Q: What were your results and how did it make you feel when it came to taking the next section or re-taking if you didn't pass?

I scored below a 60 on that first section. It was humbling, to say the very least. I felt even more nervous to go into my next exam, REG, that I had already scheduled for July 2. I decided to put off "re-studying" for AUD and focus on REG. I had planned to take REG, FAR, and BEC during Q3. And, now I decided to throw AUD in the mix again at the end of Q3. In hindsight, attempting all four parts in one window is a recipe for failure. But, I had signed my offer letter from a firm and planned to start work in September. I wanted to be finished before I started. So, what choice did I have... I had to make it work.

Q: We know you're a CPA now, so you passed all four sections, but what did the journey look like in terms of how many times you tried, your scores, and the length of time it took?

Yes, I ended up passing, but it was a challenging experience which got more difficult after failing a couple of times. Here's what it looked like:

  • AUD -- 57 (May), 74 (August), 90 (October)
  • FAR -- 89 (July)
  • REG -- 71 (July), 85 (November)
  • BEC -- 83 (August)

Q: What was the lowest moment?

I remember being at training with all of the other new hires at my firm on the day of the score release. We were all anxiously checking our scores. That's the day I scored a 74. It's the worst possible score. You start to second guess everything. If you could have just changed one answer, maybe you would have passed and not have to endure the whole exam process over again. I remember feeling defeated. If I had not passed when studying was my "job" -- how on earth am I going to pass now that I am working 50 hours a week?!

Q: What was the best moment along the way?

I remember the exact moment I passed the last part. It was AUD and I was feverishly refreshing my browser on my phone. I must have hit refresh over 1,000 times. I was sitting outside a coffee shop. I was shocked. Not only had I finally passed, but I passed with a 90! What a relief!

Q: Did you see any students give up entirely on passing the exam? If so, why do you think they did?

I have met so many people who have tried to pass the exam, and when their first sections passed start to drop off, they gave up. I think the idea of trying to pass a section you ALREADY passed once is miserable. It's hard to get that out of your head. Then, I think the failure starts to weigh on you and the anxiety about the importance of exam day can be debilitating when you actually sit for the exam. It's so much easier to give up and move on.

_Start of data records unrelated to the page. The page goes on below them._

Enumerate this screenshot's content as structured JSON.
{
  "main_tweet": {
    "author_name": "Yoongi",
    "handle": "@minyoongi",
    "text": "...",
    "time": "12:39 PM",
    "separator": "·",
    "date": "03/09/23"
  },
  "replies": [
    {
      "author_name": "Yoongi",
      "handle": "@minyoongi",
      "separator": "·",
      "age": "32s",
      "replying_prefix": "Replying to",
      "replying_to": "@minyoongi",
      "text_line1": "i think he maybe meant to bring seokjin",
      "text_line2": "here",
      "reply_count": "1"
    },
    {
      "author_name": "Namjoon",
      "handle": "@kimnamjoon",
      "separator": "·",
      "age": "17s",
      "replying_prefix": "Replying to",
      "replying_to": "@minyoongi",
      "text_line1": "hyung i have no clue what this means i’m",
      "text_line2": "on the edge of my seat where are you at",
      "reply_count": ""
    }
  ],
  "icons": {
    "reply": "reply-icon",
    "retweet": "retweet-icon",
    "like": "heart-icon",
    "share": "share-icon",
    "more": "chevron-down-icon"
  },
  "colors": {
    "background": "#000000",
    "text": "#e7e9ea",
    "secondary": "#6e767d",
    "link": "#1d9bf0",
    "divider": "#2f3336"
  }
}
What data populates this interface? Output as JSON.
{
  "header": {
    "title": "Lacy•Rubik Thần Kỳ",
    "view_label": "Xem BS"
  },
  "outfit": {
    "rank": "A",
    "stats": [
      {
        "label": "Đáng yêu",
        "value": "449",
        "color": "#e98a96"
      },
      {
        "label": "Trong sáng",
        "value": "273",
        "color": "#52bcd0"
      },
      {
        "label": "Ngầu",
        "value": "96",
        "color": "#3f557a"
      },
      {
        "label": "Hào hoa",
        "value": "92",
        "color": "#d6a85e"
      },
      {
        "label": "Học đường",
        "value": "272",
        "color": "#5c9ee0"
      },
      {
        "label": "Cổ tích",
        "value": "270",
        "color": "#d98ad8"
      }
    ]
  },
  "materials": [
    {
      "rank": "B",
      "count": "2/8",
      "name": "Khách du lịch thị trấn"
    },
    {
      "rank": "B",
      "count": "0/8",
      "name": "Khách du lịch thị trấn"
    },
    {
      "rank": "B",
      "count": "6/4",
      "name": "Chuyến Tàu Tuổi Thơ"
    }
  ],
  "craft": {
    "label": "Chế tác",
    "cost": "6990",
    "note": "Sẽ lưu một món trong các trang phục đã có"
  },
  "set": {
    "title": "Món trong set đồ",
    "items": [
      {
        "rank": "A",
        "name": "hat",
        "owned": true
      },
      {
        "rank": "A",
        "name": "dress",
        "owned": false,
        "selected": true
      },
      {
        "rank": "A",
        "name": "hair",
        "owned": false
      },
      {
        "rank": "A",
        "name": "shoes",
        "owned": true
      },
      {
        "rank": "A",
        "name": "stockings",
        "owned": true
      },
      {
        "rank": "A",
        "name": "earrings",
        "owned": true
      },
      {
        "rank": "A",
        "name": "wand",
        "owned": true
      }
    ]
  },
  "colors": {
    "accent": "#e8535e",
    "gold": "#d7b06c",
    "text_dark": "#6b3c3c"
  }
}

Q: What advice would you give to students just starting and to those who have already passed a couple of sections?

First, take your time. It's easier to pass if you don't try to squeeze everything in over one or two testing windows and you will not have the failure to bounce back from that results from overextending yourself.

Thanks for your time! Any last remarks?!

Don't give up or let your life challenges get in the way. I had surgery two weeks before my FAR exam. Studying accounting was not the best way to recover from surgery... but I did and passed. Just remember, if at first you don't succeed, try again. It's worth it to push through -- I promise.